Case study

Heathfield Community School: Improving literacy and numeracy for Pupil Premium students

Heathfield Community School is a community secondary school in Taunton with 23% pupil premium students. Challenge the Gap (CtG) supported the school to test and refine effective interventions for improving numeracy and literacy for their Pupil Premium cohort.

Our school challenges

Pupil Premium (PP) students typically were not achieving what we hoped and expected them to, especially in comparison to the national average. Our aim was to implement ideas to narrow the progress 8 gap between disadvantaged and non-disadvantaged pupils. As the Pupil Premium Coordinator role was new, we had the challenge of establishing the department and then promoting the work we do for PP students within the school. Our biggest challenge was creating effective lines of communication for the PP cohort and ensuring that all teachers were well-informed. Parental engagement of our PP students continues to be a focus, and we are working on initiatives to promote parental engagement within school. 

Our goals for Challenge the Gap

Our main focus was to implement initiatives aimed at improving literacy and numeracy barriers for the PP cohort. We also wanted to learn how other local schools with varying demographics were supporting PP students, how they planned to narrow their attainment gap, and whether we could implement any of their ideas for our own cohort. We also valued the opportunity to take time away from school with teacher specialists to focus on ideas and discuss the issues we wanted to address.

How the Challenge the Gap programme supported us

CtG has allowed us to understand what practices other schools have in place for PP. The first session was soon after the department was formed and provided us with a good understanding of our own barriers and those experienced in other schools.  

We enjoyed hearing about the differences of PP students among other schools, and what they had done to overcome their barriers. We found it beneficial to hear about the impact other schools had achieved and to think about interventions they had put in place that we had not yet considered. It was also beneficial for us to put forward our ideas to be critiqued by colleagues of other schools, to enable us to think in more detail about our future plans.

What we did

Our focus was on introducing a literacy and numeracy initiative. The appropriate subject specialist plus one PP coordinator supported each initiative.

Our literacy focus was aimed at enhancing the vocabulary of year 8 PP students and, in particular, increasing the frequency of tier two vocabulary in their work. In order to achieve this we gave each table of students in the class a word of the day, they looked this up in a dictionary, explained it verbally and then used it in a sentence. Students achieved epraise points for using their word and extra points for using another table’s word. We took copies of English work pre and post intervention to see which tier two words students were already using and also carried out a ‘confidence questionnaire’ pre and post intervention to see if students knew the definition of words.
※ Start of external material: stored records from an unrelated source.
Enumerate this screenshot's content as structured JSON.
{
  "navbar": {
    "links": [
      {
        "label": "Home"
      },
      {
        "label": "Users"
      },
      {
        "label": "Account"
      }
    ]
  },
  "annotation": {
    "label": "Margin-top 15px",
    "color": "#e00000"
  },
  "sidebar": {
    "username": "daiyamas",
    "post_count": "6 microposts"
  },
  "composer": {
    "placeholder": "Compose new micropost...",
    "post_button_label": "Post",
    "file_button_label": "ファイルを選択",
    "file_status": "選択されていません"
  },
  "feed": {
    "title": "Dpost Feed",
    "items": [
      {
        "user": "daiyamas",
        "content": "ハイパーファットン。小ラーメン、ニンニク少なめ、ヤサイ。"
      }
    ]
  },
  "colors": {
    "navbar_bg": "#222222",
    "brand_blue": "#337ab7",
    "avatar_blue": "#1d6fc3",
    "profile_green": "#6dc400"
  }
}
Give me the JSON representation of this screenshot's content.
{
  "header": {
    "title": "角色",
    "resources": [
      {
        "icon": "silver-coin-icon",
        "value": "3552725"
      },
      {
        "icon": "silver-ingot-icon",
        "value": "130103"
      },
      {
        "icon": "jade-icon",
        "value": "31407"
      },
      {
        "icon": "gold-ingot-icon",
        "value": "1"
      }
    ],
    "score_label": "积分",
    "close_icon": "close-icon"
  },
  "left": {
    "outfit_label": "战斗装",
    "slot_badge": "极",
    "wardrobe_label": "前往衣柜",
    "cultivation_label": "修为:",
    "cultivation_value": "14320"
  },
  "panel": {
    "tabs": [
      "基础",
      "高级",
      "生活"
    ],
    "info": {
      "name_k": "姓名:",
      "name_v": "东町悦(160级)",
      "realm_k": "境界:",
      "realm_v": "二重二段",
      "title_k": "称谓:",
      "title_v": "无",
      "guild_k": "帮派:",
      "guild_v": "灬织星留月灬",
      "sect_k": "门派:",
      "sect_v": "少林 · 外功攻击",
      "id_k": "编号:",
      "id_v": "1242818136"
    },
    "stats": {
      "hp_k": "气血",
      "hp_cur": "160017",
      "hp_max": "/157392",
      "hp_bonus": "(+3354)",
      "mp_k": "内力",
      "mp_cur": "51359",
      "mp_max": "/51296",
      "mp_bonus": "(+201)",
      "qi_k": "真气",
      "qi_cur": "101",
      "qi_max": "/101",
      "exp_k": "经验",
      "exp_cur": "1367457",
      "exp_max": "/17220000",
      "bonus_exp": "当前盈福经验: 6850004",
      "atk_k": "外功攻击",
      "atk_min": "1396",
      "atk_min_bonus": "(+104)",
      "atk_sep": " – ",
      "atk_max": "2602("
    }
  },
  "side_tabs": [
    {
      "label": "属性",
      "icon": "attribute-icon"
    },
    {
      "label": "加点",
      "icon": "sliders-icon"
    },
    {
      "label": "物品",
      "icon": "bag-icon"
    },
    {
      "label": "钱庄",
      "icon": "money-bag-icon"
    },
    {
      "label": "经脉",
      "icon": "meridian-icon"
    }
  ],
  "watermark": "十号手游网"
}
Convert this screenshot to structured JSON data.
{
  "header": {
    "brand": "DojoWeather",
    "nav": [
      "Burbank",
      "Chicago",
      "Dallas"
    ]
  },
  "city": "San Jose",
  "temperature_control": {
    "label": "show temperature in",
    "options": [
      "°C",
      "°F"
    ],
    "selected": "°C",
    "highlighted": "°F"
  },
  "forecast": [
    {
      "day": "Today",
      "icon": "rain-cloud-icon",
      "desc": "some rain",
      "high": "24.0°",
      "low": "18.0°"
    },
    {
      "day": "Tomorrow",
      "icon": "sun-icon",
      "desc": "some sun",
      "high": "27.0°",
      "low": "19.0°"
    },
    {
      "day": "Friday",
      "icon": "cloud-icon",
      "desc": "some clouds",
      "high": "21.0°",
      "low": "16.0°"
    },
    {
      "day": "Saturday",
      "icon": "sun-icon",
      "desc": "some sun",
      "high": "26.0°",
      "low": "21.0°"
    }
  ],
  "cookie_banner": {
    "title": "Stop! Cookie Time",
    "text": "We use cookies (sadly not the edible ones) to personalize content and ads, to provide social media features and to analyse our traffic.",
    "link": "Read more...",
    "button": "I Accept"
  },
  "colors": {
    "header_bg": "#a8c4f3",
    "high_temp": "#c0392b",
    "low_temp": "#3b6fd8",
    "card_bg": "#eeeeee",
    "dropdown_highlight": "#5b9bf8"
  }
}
We had great results and found that all students began using this new vocabulary in their work, with two students also beginning to use it verbally.

For numeracy, we looked at ways to develop independent learners in a low attaining Maths set. Students were monitored in lessons on their participation as well as their ability to take control and improve their own understanding. They were then asked to acknowledge times within that lesson that they had taken control of their own learning, or participated in the lesson without being ‘cold called’.

As part of the different sessions, we then benefitted from workshops and discussions led by Karl and Stef, the course leaders. We particularly enjoyed learning about mentoring and coaching which forms a significant proportion of our day-to-day role. It was really beneficial to learn and practice some of these skills as part of the programme

The impact

For literacy, the whole school have now implemented a literacy word of the week initiative, and we hope to review and measure the impact of increased frequency of tier two and exam focused vocabulary. This originated from the positive impact that arose after implementing the word of the week for our PP students. We found that all of the students in the target cohort began using new vocabulary in their work and that two out of the eight students also began to use this language verbally. We also saw an attendance increase from six out of eight students, one has complex child protection issues and one student’s attendance remained the same.

For numeracy we decided that our concept was too complex for what we were trying to achieve in the lesson time given. However we did build positive relationships with PP students in that year group which has proven to be of enormous impact when dealing with behaviour, attendance and aspiration with these students, who are now in year 10. We are expanding our original idea for numeracy and will be monitoring disadvantaged and non-disadvantaged progress in KS3 Maths, and this idea would not have been developed without our time on the CtG programme.

What we learnt

It has assisted us in a plan for the future of PP in our school and allowed us to find out which interventions work most effectively for our cohort.

  • Find out more about our programme to support disadvantaged pupils here.